Taken together, it looks like momentum. And it undoubtedly is. But the political progress belies a troubling, substantive fact: The federal prison system, which is what all these national lawmakers are talking about when they talk about reform, is relatively small, and fixing it would not have any direct effect on the state and local systems in which the vast majority of American inmates are incarcerated. As Obama underscored in yesterday’s speech, there are more than 2.2 million people currently behind bars in the United States, including about 700,000 in local jails. According to the latest numbers from the Bureau of Justice Statistics, just 215,866 of them are serving in federal prison.

So what is the federal government’s role in ending mass incarceration, exactly, given that it only has jurisdiction over about 10 percent of the nation’s prisoners? To find out, I called a number of experts and asked them whether all the excitement we’re seeing around reform at the national level is warranted.

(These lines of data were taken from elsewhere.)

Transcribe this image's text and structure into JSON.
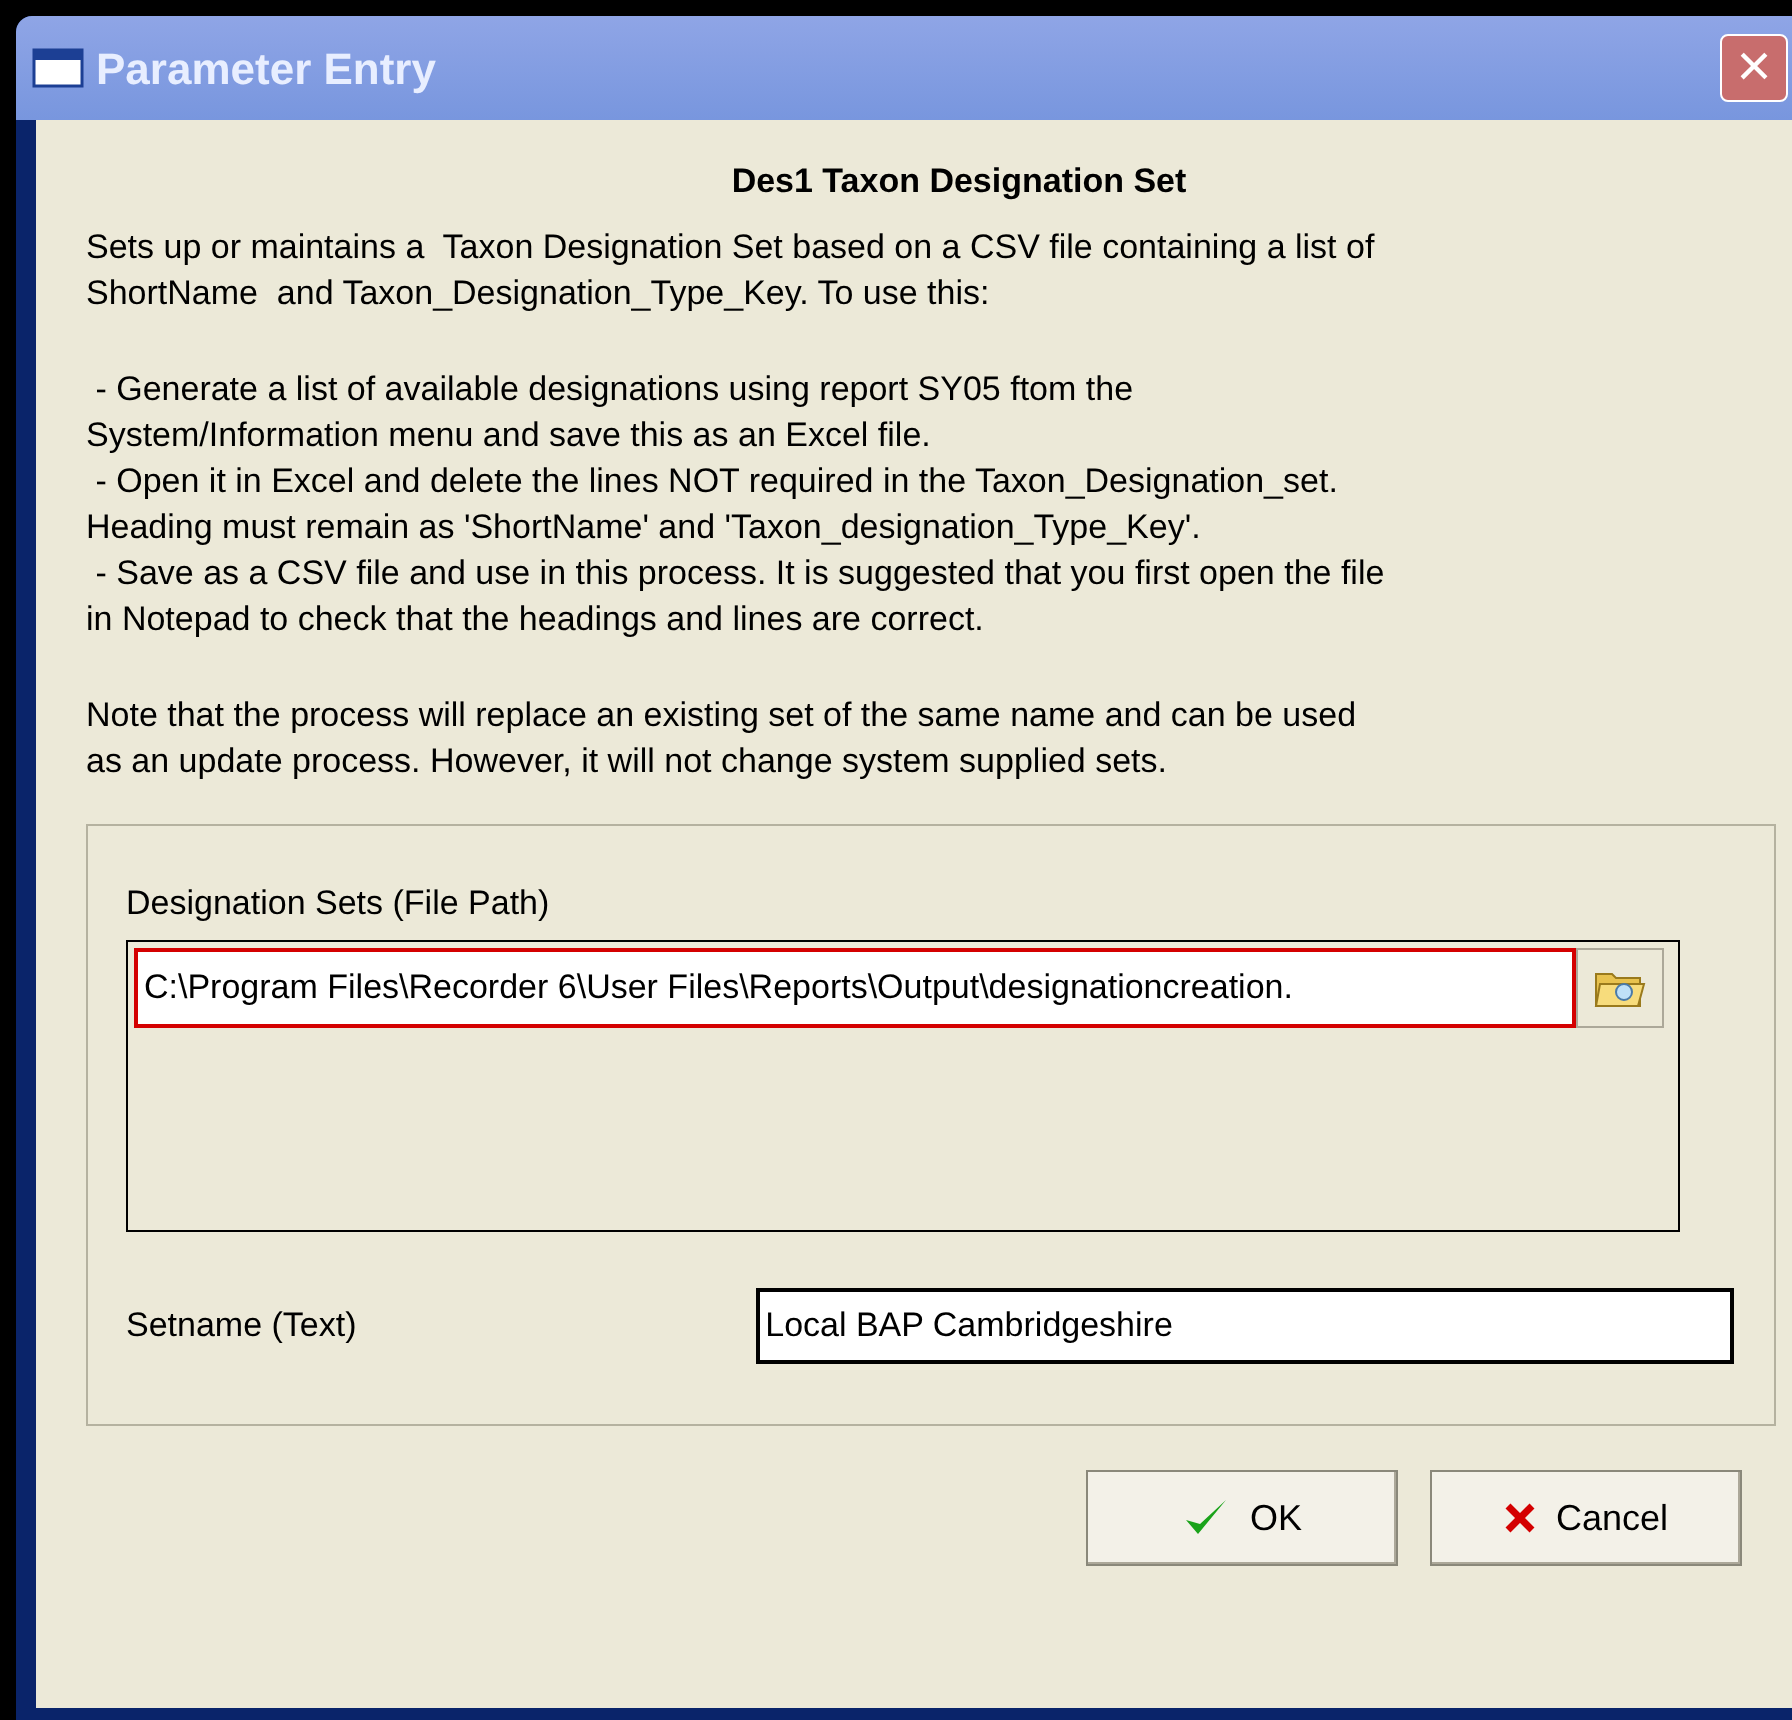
{
  "window": {
    "title": "Parameter Entry",
    "close": "×"
  },
  "heading": "Des1 Taxon Designation Set",
  "paragraphs": [
    {
      "lines": [
        "Sets up or maintains a  Taxon Designation Set based on a CSV file containing a list of",
        "ShortName  and Taxon_Designation_Type_Key. To use this:"
      ]
    },
    {
      "lines": [
        " - Generate a list of available designations using report SY05 ftom the",
        "System/Information menu and save this as an Excel file.",
        " - Open it in Excel and delete the lines NOT required in the Taxon_Designation_set.",
        "Heading must remain as 'ShortName' and 'Taxon_designation_Type_Key'.",
        " - Save as a CSV file and use in this process. It is suggested that you first open the file",
        "in Notepad to check that the headings and lines are correct."
      ]
    },
    {
      "lines": [
        "Note that the process will replace an existing set of the same name and can be used",
        "as an update process. However, it will not change system supplied sets."
      ]
    }
  ],
  "file_path": {
    "label": "Designation Sets (File Path)",
    "value": "C:\\Program Files\\Recorder 6\\User Files\\Reports\\Output\\designationcreation."
  },
  "setname": {
    "label": "Setname (Text)",
    "value": "Local BAP Cambridgeshire"
  },
  "buttons": [
    {
      "kind": "ok",
      "label": "OK"
    },
    {
      "kind": "cancel",
      "label": "Cancel"
    }
  ]
}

They told me that while it’s true federal legislation would only directly affect a relatively small number of prisoners, there is nevertheless significant value, both real and symbolic, in Congress and the president joining forces on this issue.